Bubbles can form in any tissue in the body including blood. The pressure in each bubble will be the same as the environmental pressure (if it was not, the bubble would expand or contract until it was) and the bubble size is governed by Boyle’s Law as the pressure changes.
At the onset of DCS, the pressure of N2 in the tissues is supersaturated (greater than the environmental pressure) so there is an immediate diffusion (pressure) gradient of N2 which then diffuses into any bubbles (or nuclei) present, causing them to expand.
Once a bubble has formed its behavior depends on several factors. Any increase in pressure such as diving or re-compression will reduce its size while any decrease in pressure such as ascent in the water, over mountains or in aircraft, will expand it. The bubble will continue to grow in any tissue until the N2 excess in that tissue has been eliminated. Once this has occurred (which may take hours or days) the bubble will begin to decrease in size but it may take hours, days or weeks to disappear. In the meantime the bubble can damage the tissues around it.
There is good evidence that bubbles frequently form in tissues and blood of recreational divers after routine no-decompression dives, even when the tables have been faithfully followed. These bubbles do not usually cause symptoms but certainly cause doubt about the validity of the tables.
Tissue damage by a bubble results from several factors. Bubbles in the blood obstruct blood vessels in vital organs such as the brain, while bubbles forming in the tissues may press on blood vessels and capillaries obstructing their blood flow. Bubbles in the blood can also stimulate the clotting process causing the blood to clot in the blood vessels, obstructing blood flow to vital organs, and reducing the ability of the remainder of the blood to clot adequately. In the brain, spinal cord and other tissues, bubble pressure in or on nerves may interfere with nervous system function.
The type of dive has a significant bearing on where and when bubble formation takes place. Short deep dives (i.e. deeper than 30 meters) tend to cause bubbles in the fast tissues (blood, brain and spinal cord) while long shallow dives tend to produce bubbles in the slow tissues (like the joints). Long deep dives cause bubbles everywhere.
This distribution occurs because:
- in short dives, only the fast tissues take up enough N2 to form bubbles on ascent and
- after shallow dives, fast tissues eliminate their relatively modest N2 excess before a critical pressure differential develops.
It can thus be seen why it is important to ascend slowly. The slower the ascent, the longer the time for fast tissues to eliminate N2 through the lungs, before a critical N2 pressure differential develops.
Diving folklore contains a myth that a diver using a single 2000 liters (72 cu. ft) tank cannot develop DCS. The air supply available was said to limit the diver to safe dive profiles. This is only true at very shallow depths and even then only partly so, e.g. for a dive to 20 meters, the average endurance may be about 30 minutes, which is within the no-decompression time given by most tables. Remember though, as mentioned previously, that any dive in excess of 10 meters can produce DCS.

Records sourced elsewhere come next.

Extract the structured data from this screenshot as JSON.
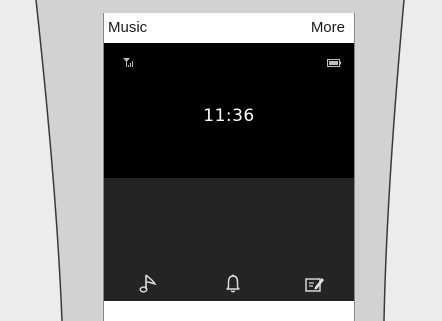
{
  "softkeys": {
    "left_label": "Music",
    "right_label": "More"
  },
  "status_bar": {
    "signal_icon": "signal-icon",
    "battery_icon": "battery-icon"
  },
  "idle_screen": {
    "time": "11:36"
  },
  "shortcuts": [
    {
      "icon": "music-note-icon"
    },
    {
      "icon": "bell-icon"
    },
    {
      "icon": "memo-icon"
    }
  ],
  "colors": {
    "screen": "#000000",
    "shortcut_panel": "#242424",
    "bezel": "#d2d2d2"
  }
}
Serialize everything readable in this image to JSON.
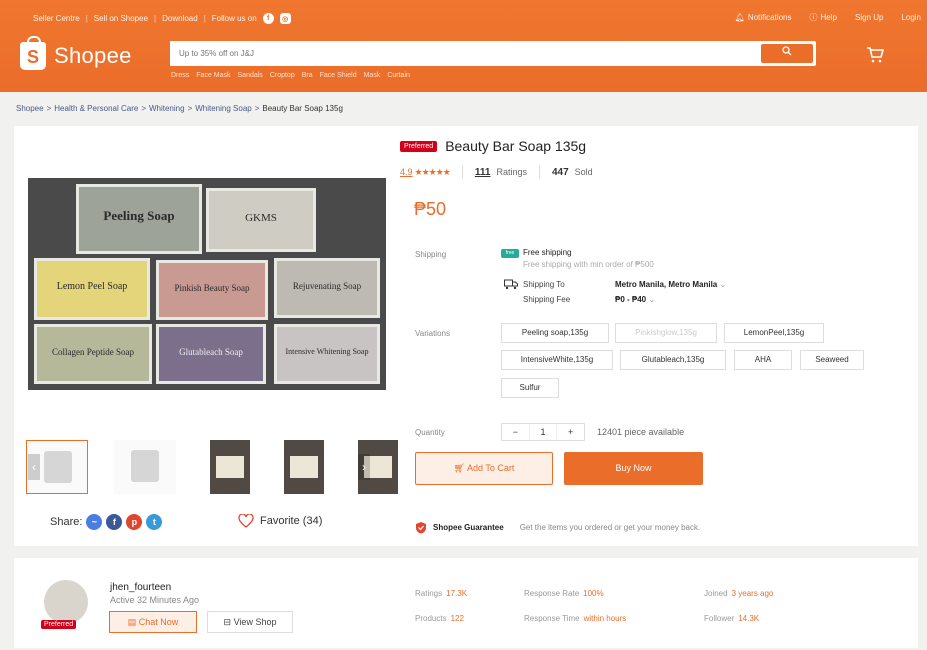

The myth may become more apparent for deeper dives. For example, a single 2000 liter tank will give around 10 minutes duration for a 50 meter dive. According to most decompression tables, a 10 minute dive to 50 meters will require 10 minutes of decompression — but there will be no air remaining to complete these stops. Even if there was sufficient air, dives to this depth have a significant risk of DCS despite the tables being followed correctly.